He was “looking forward to conducting research” at the Titanic site, said Richard Garriott de Cayeux, the president of The Explorers Club, a group to which Mr Harding belongs.
Mr Harding graduated from the University of Cambridge with a degree in natural sciences and chemical engineering and founded UK-and Dubai-based private equity company Action Group in 2002. The business includes Action Aviation, which offers aircraft brokerage, management and financing services.
Stockton Rush, president of OceanGate, hoped to make the Titanic more accessible with visits to the wreckage aboard his privately owned five-person submarine.
The initial goal was to take paying guests to the site on weekly visits from May to September, coupling the trips with research efforts that allow passengers to contribute as citizen scientists.
Mr Rush, who augmented inherited wealth via angel and venture investing, earned a degree from Princeton University in aerospace engineering and an MBA from the University of California Berkeley’s Haas School of Business. In his early 60s, Mr Rush became the youngest jet transport-rated pilot in the world when, at 19, he obtained his captain’s rating at the United Airlines Jet Training Institute in 1981, according to his biography on the OceanGate website.
He worked with Boeing on an early design of the Titan carbon-fibre sub and then with Nasa.

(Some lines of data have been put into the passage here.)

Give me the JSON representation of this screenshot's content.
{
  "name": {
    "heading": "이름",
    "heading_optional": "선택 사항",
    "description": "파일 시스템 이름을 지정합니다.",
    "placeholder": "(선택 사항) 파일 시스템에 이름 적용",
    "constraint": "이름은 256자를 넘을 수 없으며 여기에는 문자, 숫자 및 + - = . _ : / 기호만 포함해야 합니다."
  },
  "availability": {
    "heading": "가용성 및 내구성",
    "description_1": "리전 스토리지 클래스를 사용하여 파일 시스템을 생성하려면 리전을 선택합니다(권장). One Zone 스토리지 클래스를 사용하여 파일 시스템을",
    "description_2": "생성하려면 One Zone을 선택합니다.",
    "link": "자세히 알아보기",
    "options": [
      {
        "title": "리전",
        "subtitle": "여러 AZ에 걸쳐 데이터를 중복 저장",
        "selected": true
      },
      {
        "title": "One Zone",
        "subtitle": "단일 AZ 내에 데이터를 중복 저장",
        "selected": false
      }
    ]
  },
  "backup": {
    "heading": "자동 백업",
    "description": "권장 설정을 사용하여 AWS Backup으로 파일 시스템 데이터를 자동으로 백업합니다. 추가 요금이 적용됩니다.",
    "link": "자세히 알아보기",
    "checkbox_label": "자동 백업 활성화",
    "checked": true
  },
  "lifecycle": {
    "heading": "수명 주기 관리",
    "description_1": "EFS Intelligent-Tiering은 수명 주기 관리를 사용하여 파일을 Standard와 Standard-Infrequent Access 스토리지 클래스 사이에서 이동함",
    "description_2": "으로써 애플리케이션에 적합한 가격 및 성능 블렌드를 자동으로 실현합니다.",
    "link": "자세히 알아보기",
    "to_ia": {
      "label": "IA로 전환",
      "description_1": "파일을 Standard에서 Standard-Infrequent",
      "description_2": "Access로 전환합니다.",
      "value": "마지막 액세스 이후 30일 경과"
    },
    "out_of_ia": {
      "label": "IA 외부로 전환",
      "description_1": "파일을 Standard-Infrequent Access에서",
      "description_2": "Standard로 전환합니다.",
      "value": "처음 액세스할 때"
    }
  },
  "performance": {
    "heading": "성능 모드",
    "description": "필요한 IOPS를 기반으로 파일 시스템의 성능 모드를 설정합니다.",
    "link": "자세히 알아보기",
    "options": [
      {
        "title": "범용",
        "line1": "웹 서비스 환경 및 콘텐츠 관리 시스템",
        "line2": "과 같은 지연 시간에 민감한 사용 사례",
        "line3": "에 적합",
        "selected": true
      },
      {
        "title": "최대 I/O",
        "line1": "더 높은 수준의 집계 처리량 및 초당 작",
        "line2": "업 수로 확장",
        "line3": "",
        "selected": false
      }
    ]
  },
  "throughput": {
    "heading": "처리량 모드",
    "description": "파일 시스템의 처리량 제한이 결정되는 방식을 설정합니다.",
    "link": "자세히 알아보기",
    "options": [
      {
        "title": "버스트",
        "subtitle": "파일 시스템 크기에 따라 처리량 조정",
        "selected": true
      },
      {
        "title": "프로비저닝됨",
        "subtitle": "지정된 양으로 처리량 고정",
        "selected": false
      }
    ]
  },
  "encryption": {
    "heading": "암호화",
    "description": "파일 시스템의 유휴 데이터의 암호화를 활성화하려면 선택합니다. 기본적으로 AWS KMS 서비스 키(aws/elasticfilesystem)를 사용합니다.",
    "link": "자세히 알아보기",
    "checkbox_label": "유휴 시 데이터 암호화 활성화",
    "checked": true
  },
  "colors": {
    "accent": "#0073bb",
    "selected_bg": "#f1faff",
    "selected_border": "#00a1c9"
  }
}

He experienced aborted trips to the Titanic wreck site in the past – his sub was hit by lightning in 2018, destroying its electrical system and scuttling the mission. A second attempt ended unsuccessfully the next year because of issues with the mother ship used to transport the team and equipment.
While he initially focused on space, and modelled his efforts after Star Trek’s Captain Kirk, Mr Rush said he realised that his desire to discover new lifeforms and go where no man had gone before was more likely to be realised in the ocean.
Titanic tourist submersible goes missing - in pictures
Shahzada and Suleman Dawood
The father and son are members of one of Pakistan’s most prominent families, which released a statement Tuesday confirming they were on board the Titan.
Shahzada Dawood was vice chairman of Engro Corp, which has businesses stretching from fertiliser to power generation. He graduated from the University of Buckingham with a law degree in 1998 and from Philadelphia University with a master’s in textile marketing in 2000.
Mr Dawood was also an adviser of Prince's Trust International. On Tuesday, the chief executive of the charity said it was shocked by the news.
Suleman is a 19-year-old student at Strathclyde University in Glasgow. A statement from the family highlighted Suleman's enthusiasm for science fiction literature, his passion for learning new things, and his interest in activities such as solving Rubik's Cube puzzles and playing volleyball.
Paul Henry Nargeolet
Mr Nargeolet was a pre-eminent diver and considered to be the world’s leading expert on the Titanic wreck and its debris field, which covers 25 square nautical miles (8,574 hectares). He was director of underwater research for Experiential Media Group, or E/M Group, and RMS Titanic Inc., and completed dozens of submersible dives to the wreck site.
He was born in Chamonix, France, and lived with his family in Africa for 13 years, completed his studies in Paris and spent 22 years in the French Navy, rising to the rank of commander, according to his biography on the E/M Group’s website. He led the first recovery expedition to the Titanic in 1987 after joining the French Research Institute for Exploitation of the Sea.
Mr Nargeolet spoke to the Titanic Channel about what would happen to someone stuck at the site of the wreck, saying the cold would be one of the greatest dangers and pointing out that explorers are aware of the risks.